(Data records)
---------------

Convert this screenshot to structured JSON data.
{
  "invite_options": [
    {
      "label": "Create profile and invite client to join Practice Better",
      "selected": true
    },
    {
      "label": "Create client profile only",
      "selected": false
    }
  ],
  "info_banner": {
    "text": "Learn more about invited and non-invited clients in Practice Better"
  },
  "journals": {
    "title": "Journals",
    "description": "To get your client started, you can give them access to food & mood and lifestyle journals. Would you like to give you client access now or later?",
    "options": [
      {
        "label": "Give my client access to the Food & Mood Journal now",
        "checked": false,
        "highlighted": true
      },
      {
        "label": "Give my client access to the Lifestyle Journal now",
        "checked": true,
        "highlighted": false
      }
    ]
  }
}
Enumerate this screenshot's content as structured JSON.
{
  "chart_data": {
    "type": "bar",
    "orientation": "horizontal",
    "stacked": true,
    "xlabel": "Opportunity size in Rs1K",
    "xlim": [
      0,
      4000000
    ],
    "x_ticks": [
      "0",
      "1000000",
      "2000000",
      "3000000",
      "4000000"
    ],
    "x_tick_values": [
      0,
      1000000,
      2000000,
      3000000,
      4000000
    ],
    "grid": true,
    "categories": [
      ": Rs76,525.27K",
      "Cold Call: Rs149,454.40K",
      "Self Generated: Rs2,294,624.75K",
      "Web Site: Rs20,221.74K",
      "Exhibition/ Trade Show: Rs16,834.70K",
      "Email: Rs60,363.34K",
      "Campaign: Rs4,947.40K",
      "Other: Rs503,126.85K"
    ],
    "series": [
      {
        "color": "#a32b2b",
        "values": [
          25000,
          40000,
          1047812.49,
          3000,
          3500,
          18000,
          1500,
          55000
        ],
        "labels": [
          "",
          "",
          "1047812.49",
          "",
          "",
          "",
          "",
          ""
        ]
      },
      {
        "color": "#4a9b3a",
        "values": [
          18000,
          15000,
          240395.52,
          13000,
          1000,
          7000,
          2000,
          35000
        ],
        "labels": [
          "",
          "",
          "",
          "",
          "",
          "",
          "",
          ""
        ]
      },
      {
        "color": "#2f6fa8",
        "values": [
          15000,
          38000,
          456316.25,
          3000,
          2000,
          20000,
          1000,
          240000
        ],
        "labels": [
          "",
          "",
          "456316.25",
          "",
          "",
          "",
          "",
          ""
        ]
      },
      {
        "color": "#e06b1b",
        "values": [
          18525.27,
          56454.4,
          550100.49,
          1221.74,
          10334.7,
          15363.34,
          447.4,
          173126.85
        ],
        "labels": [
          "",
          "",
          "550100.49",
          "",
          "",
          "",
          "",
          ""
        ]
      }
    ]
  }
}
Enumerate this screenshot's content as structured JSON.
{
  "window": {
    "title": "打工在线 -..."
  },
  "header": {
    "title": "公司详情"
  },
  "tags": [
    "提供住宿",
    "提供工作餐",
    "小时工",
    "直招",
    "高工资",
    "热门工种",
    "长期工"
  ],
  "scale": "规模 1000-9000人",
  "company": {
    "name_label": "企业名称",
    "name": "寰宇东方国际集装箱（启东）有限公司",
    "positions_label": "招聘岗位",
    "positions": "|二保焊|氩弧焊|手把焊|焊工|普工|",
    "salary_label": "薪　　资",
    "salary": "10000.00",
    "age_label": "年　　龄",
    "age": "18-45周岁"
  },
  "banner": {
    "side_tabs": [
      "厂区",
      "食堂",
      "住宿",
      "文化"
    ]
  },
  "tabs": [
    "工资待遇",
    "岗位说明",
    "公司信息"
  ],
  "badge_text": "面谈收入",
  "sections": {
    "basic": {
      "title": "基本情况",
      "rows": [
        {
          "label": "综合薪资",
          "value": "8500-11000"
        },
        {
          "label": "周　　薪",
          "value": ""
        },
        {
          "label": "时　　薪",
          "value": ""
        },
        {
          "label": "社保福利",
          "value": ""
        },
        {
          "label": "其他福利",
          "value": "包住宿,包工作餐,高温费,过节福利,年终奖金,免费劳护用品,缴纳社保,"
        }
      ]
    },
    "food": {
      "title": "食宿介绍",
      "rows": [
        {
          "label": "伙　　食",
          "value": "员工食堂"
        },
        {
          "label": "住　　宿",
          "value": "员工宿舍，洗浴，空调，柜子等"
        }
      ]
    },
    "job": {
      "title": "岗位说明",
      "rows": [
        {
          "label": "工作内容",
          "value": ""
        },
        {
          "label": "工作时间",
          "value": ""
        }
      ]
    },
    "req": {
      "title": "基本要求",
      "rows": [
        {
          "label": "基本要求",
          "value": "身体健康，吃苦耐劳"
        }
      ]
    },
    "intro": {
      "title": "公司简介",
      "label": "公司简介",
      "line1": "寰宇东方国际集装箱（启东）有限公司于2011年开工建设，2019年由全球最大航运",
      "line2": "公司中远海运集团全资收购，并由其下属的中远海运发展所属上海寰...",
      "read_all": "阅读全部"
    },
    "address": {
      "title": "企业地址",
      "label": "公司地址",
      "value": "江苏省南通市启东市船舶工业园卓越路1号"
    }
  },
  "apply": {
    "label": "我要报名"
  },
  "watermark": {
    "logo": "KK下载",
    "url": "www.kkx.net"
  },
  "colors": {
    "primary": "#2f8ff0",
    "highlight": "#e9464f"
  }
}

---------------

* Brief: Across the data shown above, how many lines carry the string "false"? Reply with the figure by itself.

* Reply: 3